• **Requirement**
Return every line below in which "true" appears.

Data to process Block Start

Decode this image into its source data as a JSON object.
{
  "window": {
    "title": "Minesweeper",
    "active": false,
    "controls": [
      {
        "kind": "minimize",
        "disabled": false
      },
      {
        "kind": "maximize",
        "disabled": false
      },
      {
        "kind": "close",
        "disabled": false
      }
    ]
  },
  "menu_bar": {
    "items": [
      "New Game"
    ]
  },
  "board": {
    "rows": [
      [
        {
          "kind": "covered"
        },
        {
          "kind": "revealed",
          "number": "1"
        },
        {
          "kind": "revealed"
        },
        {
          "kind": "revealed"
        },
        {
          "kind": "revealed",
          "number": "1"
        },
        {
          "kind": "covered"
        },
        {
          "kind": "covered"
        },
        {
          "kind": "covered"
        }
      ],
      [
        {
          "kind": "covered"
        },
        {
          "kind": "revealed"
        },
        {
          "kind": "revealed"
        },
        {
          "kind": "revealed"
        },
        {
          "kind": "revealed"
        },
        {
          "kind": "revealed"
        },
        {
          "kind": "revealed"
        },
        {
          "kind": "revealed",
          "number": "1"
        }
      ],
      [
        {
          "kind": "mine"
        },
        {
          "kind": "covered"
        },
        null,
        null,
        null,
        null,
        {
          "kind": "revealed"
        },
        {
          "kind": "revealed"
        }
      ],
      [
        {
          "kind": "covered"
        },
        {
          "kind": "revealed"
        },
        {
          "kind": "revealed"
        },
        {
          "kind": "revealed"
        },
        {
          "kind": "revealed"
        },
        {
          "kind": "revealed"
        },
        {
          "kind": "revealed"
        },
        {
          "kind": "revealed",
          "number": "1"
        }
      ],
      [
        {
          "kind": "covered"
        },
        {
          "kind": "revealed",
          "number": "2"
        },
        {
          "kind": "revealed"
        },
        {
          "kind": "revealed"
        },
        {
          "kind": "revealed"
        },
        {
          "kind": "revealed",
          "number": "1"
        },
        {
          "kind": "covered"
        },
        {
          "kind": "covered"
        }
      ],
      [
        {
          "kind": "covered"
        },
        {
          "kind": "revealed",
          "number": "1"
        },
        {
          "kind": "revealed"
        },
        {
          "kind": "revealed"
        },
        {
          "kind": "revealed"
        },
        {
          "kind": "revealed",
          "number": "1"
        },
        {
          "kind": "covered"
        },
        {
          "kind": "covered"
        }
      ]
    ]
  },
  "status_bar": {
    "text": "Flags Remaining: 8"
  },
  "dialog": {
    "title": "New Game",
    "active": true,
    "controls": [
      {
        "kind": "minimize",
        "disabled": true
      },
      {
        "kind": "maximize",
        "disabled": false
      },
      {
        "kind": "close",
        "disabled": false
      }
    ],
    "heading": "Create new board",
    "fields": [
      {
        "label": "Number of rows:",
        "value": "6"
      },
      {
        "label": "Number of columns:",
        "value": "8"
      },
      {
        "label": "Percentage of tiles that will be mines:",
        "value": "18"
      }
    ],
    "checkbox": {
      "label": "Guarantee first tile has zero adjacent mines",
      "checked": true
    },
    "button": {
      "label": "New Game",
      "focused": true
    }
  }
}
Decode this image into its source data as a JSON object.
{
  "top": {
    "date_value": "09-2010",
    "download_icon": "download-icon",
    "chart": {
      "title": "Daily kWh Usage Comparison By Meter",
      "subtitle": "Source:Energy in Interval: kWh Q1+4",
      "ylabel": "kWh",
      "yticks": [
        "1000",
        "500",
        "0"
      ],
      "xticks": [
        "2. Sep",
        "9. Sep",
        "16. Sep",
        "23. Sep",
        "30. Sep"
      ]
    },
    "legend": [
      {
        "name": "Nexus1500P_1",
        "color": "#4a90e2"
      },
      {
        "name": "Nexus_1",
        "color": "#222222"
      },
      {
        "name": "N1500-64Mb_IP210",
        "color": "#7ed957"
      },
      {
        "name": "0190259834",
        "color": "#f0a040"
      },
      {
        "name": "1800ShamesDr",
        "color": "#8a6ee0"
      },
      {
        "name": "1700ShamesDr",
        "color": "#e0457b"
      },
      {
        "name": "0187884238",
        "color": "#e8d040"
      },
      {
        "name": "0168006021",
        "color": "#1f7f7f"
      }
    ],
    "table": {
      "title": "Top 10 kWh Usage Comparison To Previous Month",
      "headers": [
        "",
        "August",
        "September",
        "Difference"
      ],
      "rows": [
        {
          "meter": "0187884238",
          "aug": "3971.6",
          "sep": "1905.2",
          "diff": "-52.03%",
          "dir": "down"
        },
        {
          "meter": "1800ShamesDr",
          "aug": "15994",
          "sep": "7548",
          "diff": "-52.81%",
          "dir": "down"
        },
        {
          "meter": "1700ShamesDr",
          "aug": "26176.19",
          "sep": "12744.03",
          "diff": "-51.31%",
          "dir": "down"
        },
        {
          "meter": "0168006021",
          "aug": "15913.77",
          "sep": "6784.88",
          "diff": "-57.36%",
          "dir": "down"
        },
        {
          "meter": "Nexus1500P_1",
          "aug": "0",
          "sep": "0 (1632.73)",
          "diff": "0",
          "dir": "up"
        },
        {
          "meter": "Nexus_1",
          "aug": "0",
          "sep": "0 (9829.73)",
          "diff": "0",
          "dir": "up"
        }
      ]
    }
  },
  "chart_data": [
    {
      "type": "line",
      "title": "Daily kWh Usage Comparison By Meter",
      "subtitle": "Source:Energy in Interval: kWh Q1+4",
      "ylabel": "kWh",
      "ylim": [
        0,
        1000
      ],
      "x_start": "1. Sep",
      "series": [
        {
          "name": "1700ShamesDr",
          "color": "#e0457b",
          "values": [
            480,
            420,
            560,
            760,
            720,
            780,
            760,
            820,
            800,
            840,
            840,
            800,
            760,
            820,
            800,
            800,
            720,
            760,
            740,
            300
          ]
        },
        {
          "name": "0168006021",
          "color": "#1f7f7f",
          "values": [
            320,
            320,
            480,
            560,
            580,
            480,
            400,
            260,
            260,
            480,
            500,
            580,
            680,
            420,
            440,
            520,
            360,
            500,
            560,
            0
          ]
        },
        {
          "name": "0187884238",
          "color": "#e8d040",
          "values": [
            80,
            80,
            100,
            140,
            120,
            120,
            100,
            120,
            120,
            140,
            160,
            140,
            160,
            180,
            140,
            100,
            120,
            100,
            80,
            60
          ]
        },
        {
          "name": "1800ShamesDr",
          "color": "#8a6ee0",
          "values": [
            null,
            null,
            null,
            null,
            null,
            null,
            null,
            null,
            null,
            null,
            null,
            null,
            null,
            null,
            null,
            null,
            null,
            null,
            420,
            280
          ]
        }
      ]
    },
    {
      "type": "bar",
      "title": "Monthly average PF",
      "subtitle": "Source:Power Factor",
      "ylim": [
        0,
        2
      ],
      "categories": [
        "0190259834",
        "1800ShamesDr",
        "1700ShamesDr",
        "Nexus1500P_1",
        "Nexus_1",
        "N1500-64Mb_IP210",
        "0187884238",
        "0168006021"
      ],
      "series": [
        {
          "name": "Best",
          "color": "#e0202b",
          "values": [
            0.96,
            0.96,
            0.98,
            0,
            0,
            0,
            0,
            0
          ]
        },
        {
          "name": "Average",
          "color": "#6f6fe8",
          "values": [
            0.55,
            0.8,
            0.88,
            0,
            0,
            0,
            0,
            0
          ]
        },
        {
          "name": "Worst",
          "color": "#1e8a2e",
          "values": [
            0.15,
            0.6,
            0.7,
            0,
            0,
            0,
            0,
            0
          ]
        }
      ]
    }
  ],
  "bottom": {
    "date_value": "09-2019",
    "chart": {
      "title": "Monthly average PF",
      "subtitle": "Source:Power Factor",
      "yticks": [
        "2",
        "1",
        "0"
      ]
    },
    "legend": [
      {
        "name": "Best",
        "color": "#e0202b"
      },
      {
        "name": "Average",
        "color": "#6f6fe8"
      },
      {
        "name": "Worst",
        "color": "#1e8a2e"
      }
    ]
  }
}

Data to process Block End

• **Written answer**
    "active": true,
        "disabled": true
      "checked": true
      "focused": true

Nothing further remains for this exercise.